Link to: News


Family Protects 588 Acres in New Hampshire

Thanks to the extended Putnam family, central New Hampshire has a new wilderness preserve. Rosamond Delori, James Putnam, Thomas Putnam, David Putnam Jr., Frederick Putnam, and Louisa Putnam generously donated 588 acres in Dublin, NH to Northeast Wilderness Trust.

The newly established Wildwood Wilderness Preserve abuts town, state, and privately conserved lands, protecting habitat connections in all four directions and building on long-standing conservation efforts within the Quabbin-to-Cardigan wildlife corridor and along the Monadnock-Sunapee Greenway.

The new Preserve has a long-standing history of educational pursuits. Students at Antioch University conducted extensive ecological surveys in the 1990s and 2010s. This rich background of data creates a unique opportunity to conduct scientific inquiry into the changes over time for rewilding landscapes.

The Putnam family has owned the land since the 1950s, allowing nature to take its path and managing the land with a light touch only. Thus, the forest is in an exceptionally undisturbed natural state and has rare old forest characteristics. With 14 different kinds of wetlands, ten types of upland forest, and numerous vernal pools on the Preserve, the land harbors a diversity of wildlife across a broad range of habitats. A little over two miles of headwater streams, including Mountain Brook and Minnewawa Brook, feed into the Ashuelot River, a tributary of the Connecticut River.

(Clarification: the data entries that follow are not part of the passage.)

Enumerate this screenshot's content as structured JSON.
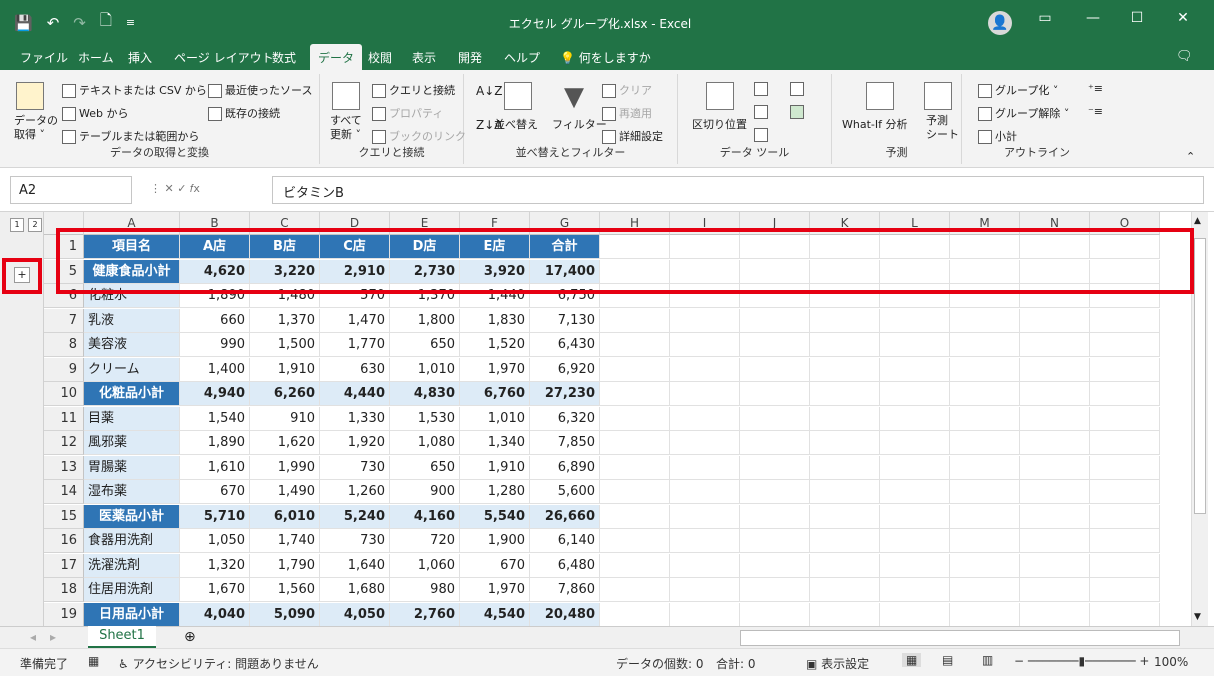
{
  "window": {
    "title": "エクセル グループ化.xlsx  -  Excel"
  },
  "qat": [
    "💾",
    "↶",
    "↷",
    "🗋",
    "≡"
  ],
  "tabs": [
    "ファイル",
    "ホーム",
    "挿入",
    "ページ レイアウト",
    "数式",
    "データ",
    "校閲",
    "表示",
    "開発",
    "ヘルプ",
    "何をしますか"
  ],
  "ribbon": {
    "get_data": {
      "label": "データの取得と変換",
      "get_btn": "データの\n取得 ˅",
      "text_csv": "テキストまたは CSV から",
      "web": "Web から",
      "table_range": "テーブルまたは範囲から",
      "recent": "最近使ったソース",
      "existing": "既存の接続"
    },
    "queries": {
      "label": "クエリと接続",
      "refresh": "すべて\n更新 ˅",
      "qc": "クエリと接続",
      "properties": "プロパティ",
      "links": "ブックのリンク"
    },
    "sort": {
      "label": "並べ替えとフィルター",
      "sort": "並べ替え",
      "filter": "フィルター",
      "clear": "クリア",
      "reapply": "再適用",
      "advanced": "詳細設定"
    },
    "tools": {
      "label": "データ ツール",
      "split": "区切り位置"
    },
    "forecast": {
      "label": "予測",
      "whatif": "What-If 分析",
      "sheet": "予測\nシート"
    },
    "outline": {
      "label": "アウトライン",
      "group": "グループ化",
      "ungroup": "グループ解除",
      "subtotal": "小計"
    }
  },
  "namebox": "A2",
  "formula": "ビタミンB",
  "outline_levels": [
    "1",
    "2"
  ],
  "outline_expand": "+",
  "columns": [
    "A",
    "B",
    "C",
    "D",
    "E",
    "F",
    "G",
    "H",
    "I",
    "J",
    "K",
    "L",
    "M",
    "N",
    "O"
  ],
  "rows": [
    {
      "n": "1",
      "type": "header",
      "cells": [
        "項目名",
        "A店",
        "B店",
        "C店",
        "D店",
        "E店",
        "合計"
      ]
    },
    {
      "n": "5",
      "type": "sub",
      "cells": [
        "健康食品小計",
        "4,620",
        "3,220",
        "2,910",
        "2,730",
        "3,920",
        "17,400"
      ]
    },
    {
      "n": "6",
      "type": "data",
      "cells": [
        "化粧水",
        "1,890",
        "1,480",
        "570",
        "1,370",
        "1,440",
        "6,750"
      ]
    },
    {
      "n": "7",
      "type": "data",
      "cells": [
        "乳液",
        "660",
        "1,370",
        "1,470",
        "1,800",
        "1,830",
        "7,130"
      ]
    },
    {
      "n": "8",
      "type": "data",
      "cells": [
        "美容液",
        "990",
        "1,500",
        "1,770",
        "650",
        "1,520",
        "6,430"
      ]
    },
    {
      "n": "9",
      "type": "data",
      "cells": [
        "クリーム",
        "1,400",
        "1,910",
        "630",
        "1,010",
        "1,970",
        "6,920"
      ]
    },
    {
      "n": "10",
      "type": "sub",
      "cells": [
        "化粧品小計",
        "4,940",
        "6,260",
        "4,440",
        "4,830",
        "6,760",
        "27,230"
      ]
    },
    {
      "n": "11",
      "type": "data",
      "cells": [
        "目薬",
        "1,540",
        "910",
        "1,330",
        "1,530",
        "1,010",
        "6,320"
      ]
    },
    {
      "n": "12",
      "type": "data",
      "cells": [
        "風邪薬",
        "1,890",
        "1,620",
        "1,920",
        "1,080",
        "1,340",
        "7,850"
      ]
    },
    {
      "n": "13",
      "type": "data",
      "cells": [
        "胃腸薬",
        "1,610",
        "1,990",
        "730",
        "650",
        "1,910",
        "6,890"
      ]
    },
    {
      "n": "14",
      "type": "data",
      "cells": [
        "湿布薬",
        "670",
        "1,490",
        "1,260",
        "900",
        "1,280",
        "5,600"
      ]
    },
    {
      "n": "15",
      "type": "sub",
      "cells": [
        "医薬品小計",
        "5,710",
        "6,010",
        "5,240",
        "4,160",
        "5,540",
        "26,660"
      ]
    },
    {
      "n": "16",
      "type": "data",
      "cells": [
        "食器用洗剤",
        "1,050",
        "1,740",
        "730",
        "720",
        "1,900",
        "6,140"
      ]
    },
    {
      "n": "17",
      "type": "data",
      "cells": [
        "洗濯洗剤",
        "1,320",
        "1,790",
        "1,640",
        "1,060",
        "670",
        "6,480"
      ]
    },
    {
      "n": "18",
      "type": "data",
      "cells": [
        "住居用洗剤",
        "1,670",
        "1,560",
        "1,680",
        "980",
        "1,970",
        "7,860"
      ]
    },
    {
      "n": "19",
      "type": "sub",
      "cells": [
        "日用品小計",
        "4,040",
        "5,090",
        "4,050",
        "2,760",
        "4,540",
        "20,480"
      ]
    }
  ],
  "sheet_tab": "Sheet1",
  "status": {
    "ready": "準備完了",
    "accessibility": "アクセシビリティ: 問題ありません",
    "count": "データの個数: 0",
    "sum": "合計: 0",
    "display": "表示設定",
    "zoom": "100%"
  }
}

Wildwood Wilderness Preserve is open to the public. A mile and a half of the Monadnock-Sunapee Greenway trail (a 50-mile hiking trail linking Mount Sunapee to Grand Monadnock) bisects the property, allowing people to experience this old forest firsthand and witness a wild place on nature’s terms.

Photography: Shelby Perry